"My mom and brother and sisters were with police two days ago," Pata said. "We have appointments where they'll give us an update and tell us where they're at. They've been honest with us. Two and a half years later, they're still working hard.

"Some days I feel it won't happen and one day I'll say they'll crack the case. I'm not a detective, but there's one piece of that puzzle -- and they have a lot of pieces of the puzzle -- that I think they are just waiting on to get. I think they'll solve it. But doubt does creep in."

Football has helped Edwin, now 26, carry on. A month after Bryan died, Edwin graduated from Florida State. After spending several months helping his mother and family cope, he trained and gave the NFL a shot. It didn't pan out and he eventually applied to several graduate schools. Then, he ran into former Hurricane Rubin Carter, who was coaching Florida A&M.

"He said 'I heard about your brother.' He said 'Have you that about coaching?," Pata said. "He said 'Coaching will help occupy your mind.' I applied and came in as a grad assistant working under Renato Diaz, who was my coach at FIU. He gave me the opportunity to learn and coach the tight end position."

After Carter and his staff were fired after a 3-8 season, current coach Joe Taylor offered Pata an opportunity to stay on and prove himself. Pata did.

"Being around the game, the young players has just helped me so much," Pata said. "I feel like I'm still around Bryan. It's a blessing.

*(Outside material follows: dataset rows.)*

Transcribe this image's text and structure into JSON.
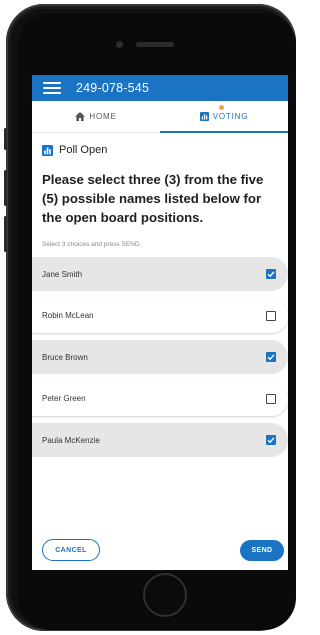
{
  "appbar": {
    "title": "249-078-545",
    "menu_icon": "hamburger-menu-icon"
  },
  "tabs": [
    {
      "label": "HOME",
      "icon": "home-icon",
      "active": false
    },
    {
      "label": "VOTING",
      "icon": "bar-chart-icon",
      "active": true
    }
  ],
  "poll": {
    "status": "Poll Open",
    "status_icon": "bar-chart-icon",
    "question": "Please select three (3) from the five (5) possible names listed below for the open board positions.",
    "instructions": "Select 3 choices and press SEND.",
    "options": [
      {
        "name": "Jane Smith",
        "checked": true
      },
      {
        "name": "Robin McLean",
        "checked": false
      },
      {
        "name": "Bruce Brown",
        "checked": true
      },
      {
        "name": "Peter Green",
        "checked": false
      },
      {
        "name": "Paula McKenzie",
        "checked": true
      }
    ]
  },
  "actions": {
    "cancel_label": "CANCEL",
    "send_label": "SEND"
  },
  "colors": {
    "primary": "#1b73c4",
    "badge": "#f4a33a",
    "selected_row": "#e6e6e6"
  }
}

Bryan Pata's grave "It's funny, I still think about what Coach [Randy] Shannon told me the day after Bryan died. It's stuck with me because of all the things he went through early in his life. He said 'You have to be the centerpiece for the family, be strong.' It was firm and its helped me along the way. When he told me his story and the tragedies he went through, it just with me. He's been that centerpiece being a football coach. I want to be too."

Pata said while he doesn't talk to Shannon much, he stays in contact frequently with defensive line coach Clint Hurtt. "Bryan died on his birthday," Pata said. "No matter what, he says, Bryan will always be on his mind. We text each other every now and then. When I saw him at the coaches convention we caught up and he gave me a big hug. I was happy when I got to see him and a lot of the players this summer."

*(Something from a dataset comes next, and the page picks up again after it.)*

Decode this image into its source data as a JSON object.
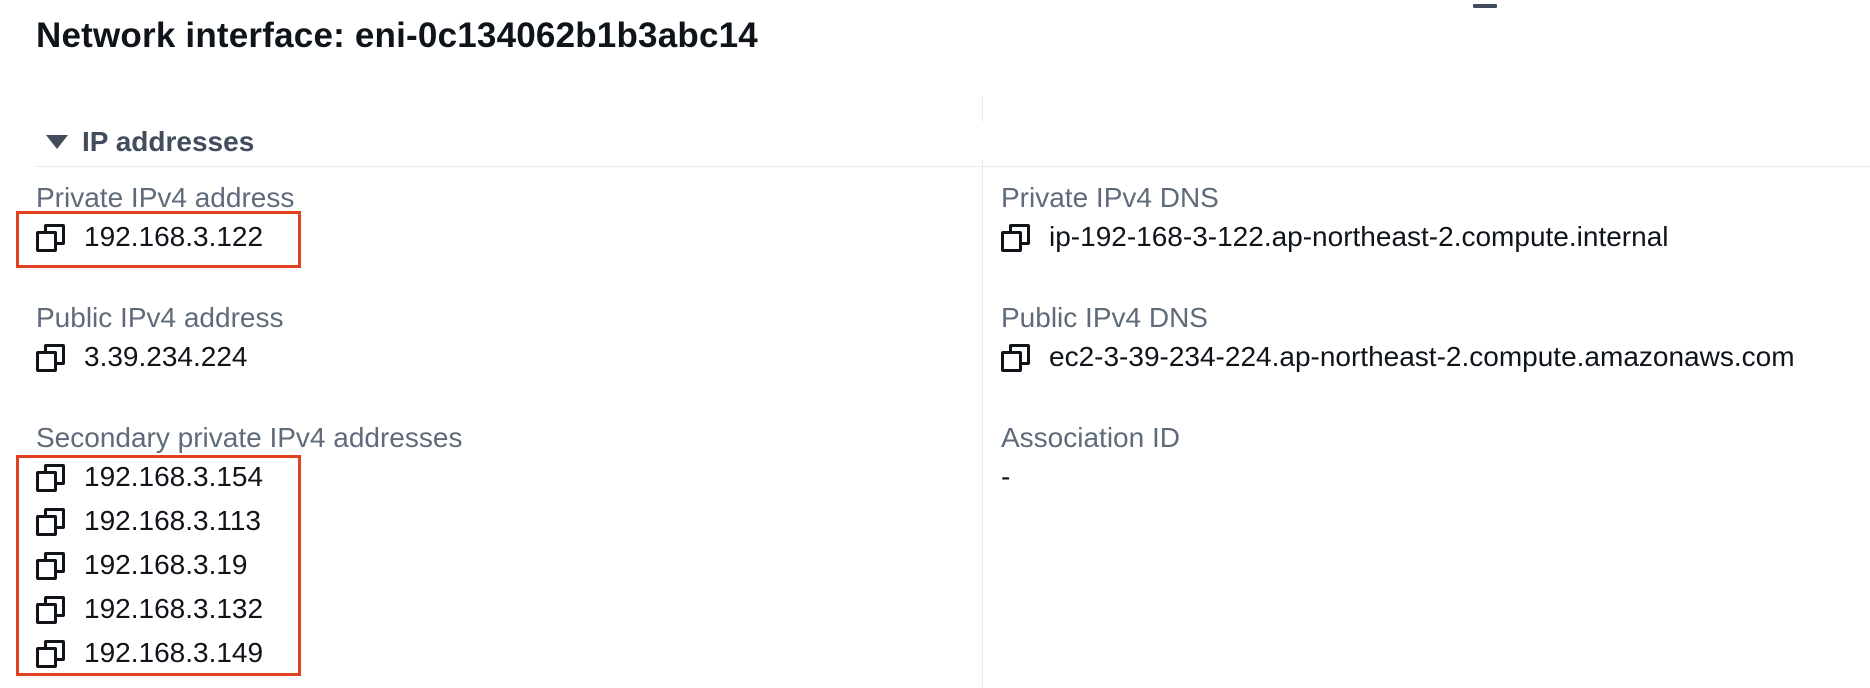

Pata held his second annual football camp in honor of his late brother at North Miami Stadium last June. He said 25 players each from Miami and FIU attended and served as coaches. He said about 300 local football players, ages 6 to 15, attended and learned life lessons. Next year, Pata says, he'll move the camp to the first week of July to have more former Canes in the NFL -- like Brandon Meriweather, Jon Beason and Kareem Brown -- who were his brother's teammates, attend the event.

"To see how much he's being involved in helping kids' lives, I know he's watching from up there and smiling," Pata said. "At our camp, we try to teach life lessons to make sure the same tragedies don't happen again. We give out character awards. We tell kids there is no cursing. It's what's needed in North Miami. I know Brian is proud. That's what we strive for as a family."

Pata said he still has the artwork donated by Hurricanes fans of his brother and cherishes them. It's among the many mementos he holds of his brother he looks at each day to remind him of what he lost.

"I have game film of him I'll watch each night just to see him moving," Pata said. "Somebody gave me this two to three second clip from fan day of him signing autographs. I'll probably rewind it 50 times. I still talk to him everyday.

"I'm grateful for my brother. I miss him to death. And I tell him every day I can't wait to see him again."